Lucas says he devoted the past summer to working on both his body and his game. Last season, he started the season at 210 pounds. This season, he will be pushing 240.
'There are some big guys in the Pac-10,' he says. 'I have to be bigger. I feel quicker and stronger. I think I will be a better threat around the hoop. I worked a lot on my left hand, on facing up so I can be an outside threat. Three-pointers, 18-footers, short jumpers, taking it to the hole. É I have more of an all-around offensive game now.'
Shocking Dad, then the world
John is guarded in his appraisal of Lucas and his potential.
'Nobody has any idea what David can do,' the OSU coach says. 'He has never committed to the weight room before last spring and summer. He has never committed to being in condition until then. Never have these level of expectations been placed upon him.

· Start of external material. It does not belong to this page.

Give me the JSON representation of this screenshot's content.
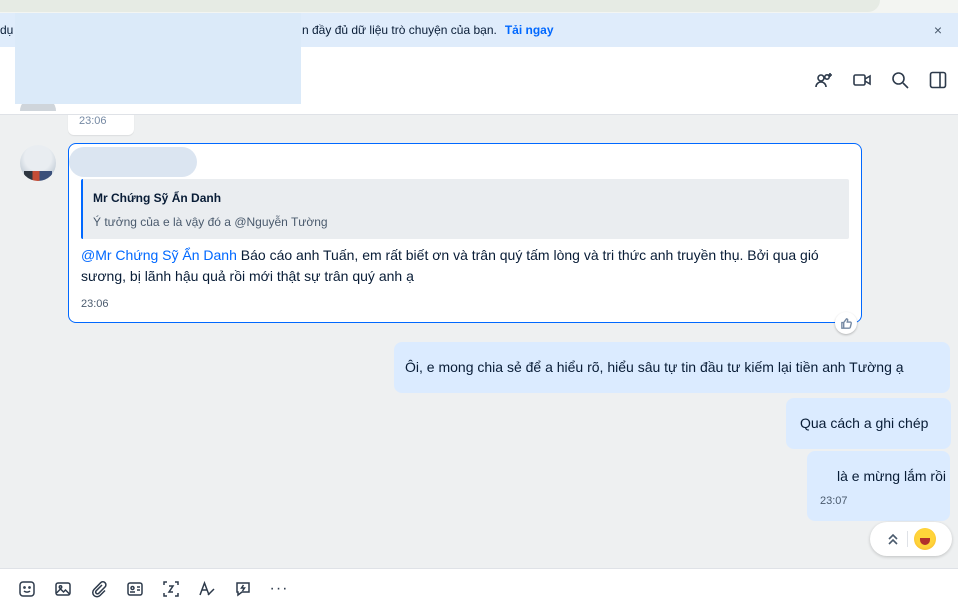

'What happens next is on him. He is going to get every opportunity to shine. I am not giving away playing time. He has to keep out of foul trouble, which has been a problem. He has the ability to score, but I have to see more in the other parts of his game. I wouldn't say his commitment to practice is near what it will be as time keeps going, but he has gotten a lot better. He understands it more now than he did a year ago.'
Lucas says his goal for the new season, which begins Tuesday with an exhibition against EA Sports, is to help his team win 20 games. That seems virtually impossible, since the Beavers have no seniors, are a unanimous preseason pick for last in the conference and haven't won 20 games since 1989-90, Gary Payton's senior year.

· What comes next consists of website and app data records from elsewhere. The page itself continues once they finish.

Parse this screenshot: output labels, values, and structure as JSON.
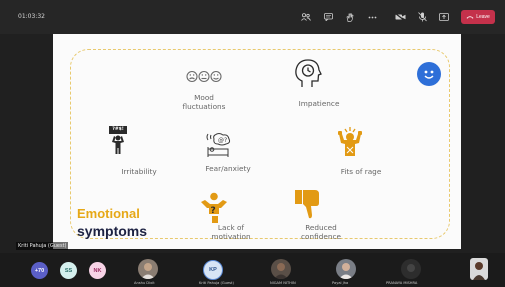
{
  "meeting": {
    "timer": "01:03:32",
    "leave_label": "Leave",
    "colors": {
      "leave": "#c4314b",
      "topbar": "#262626"
    },
    "toolbar_icons": [
      "people-icon",
      "chat-icon",
      "raise-hand-icon",
      "more-icon",
      "camera-off-icon",
      "mic-off-icon",
      "share-icon",
      "phone-icon"
    ]
  },
  "slide": {
    "title_line1": "Emotional",
    "title_line2": "symptoms",
    "symptoms": [
      {
        "label": "Mood fluctuations",
        "icon": "mood-faces-icon"
      },
      {
        "label": "Impatience",
        "icon": "clock-head-icon"
      },
      {
        "label": "Irritability",
        "icon": "angry-person-icon",
        "icon_text": "?#$!"
      },
      {
        "label": "Fear/anxiety",
        "icon": "anxious-sleeper-icon"
      },
      {
        "label": "Fits of rage",
        "icon": "rage-person-icon"
      },
      {
        "label": "Lack of motivation",
        "icon": "confused-person-icon",
        "icon_text": "?"
      },
      {
        "label": "Reduced confidence",
        "icon": "thumbs-down-icon"
      }
    ],
    "colors": {
      "accent": "#e6a817",
      "title": "#1d2242",
      "badge": "#2e6fd8"
    }
  },
  "presenter_tag": "Kriti Pahuja (Guest)",
  "participants": {
    "overflow": "+70",
    "chips": [
      {
        "initials": "SS",
        "color": "#d5f0ee"
      },
      {
        "initials": "NK",
        "color": "#f7d3e6"
      }
    ],
    "people": [
      {
        "name": "Anshu Dixit"
      },
      {
        "initials": "KP",
        "name": "Kriti Pahuja (Guest)"
      },
      {
        "name": "NIGAM NITHIN"
      },
      {
        "name": "Payal Jha"
      },
      {
        "name": "PRANAYA MISHRA"
      }
    ]
  }
}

'I have a good feel about the young guys on our team,' Lucas says. 'I want to shock the world.'
Lucas already has shocked his father.
'I never thought he would play college ball,' says Maurice Lucas, who attends all of the OSU games in the Northwest now. 'I never suspected he was even interested in it. An opportunity presented itself, and he was ready for it, and all of a sudden it was like, 'Whoa!'
'And he has some skills. He's a lot quicker than I was (at Marquette). He jumps higher than I did. I played more to the ground. He has serious good hands and good instincts around the hoop. That little half-a-hook thing is deadly. You don't see that very often.
'Now his body is all bulked up, and he has a little swagger to his walk. I'm proud of him. He's done it on his own. That's very important for a young man like David.'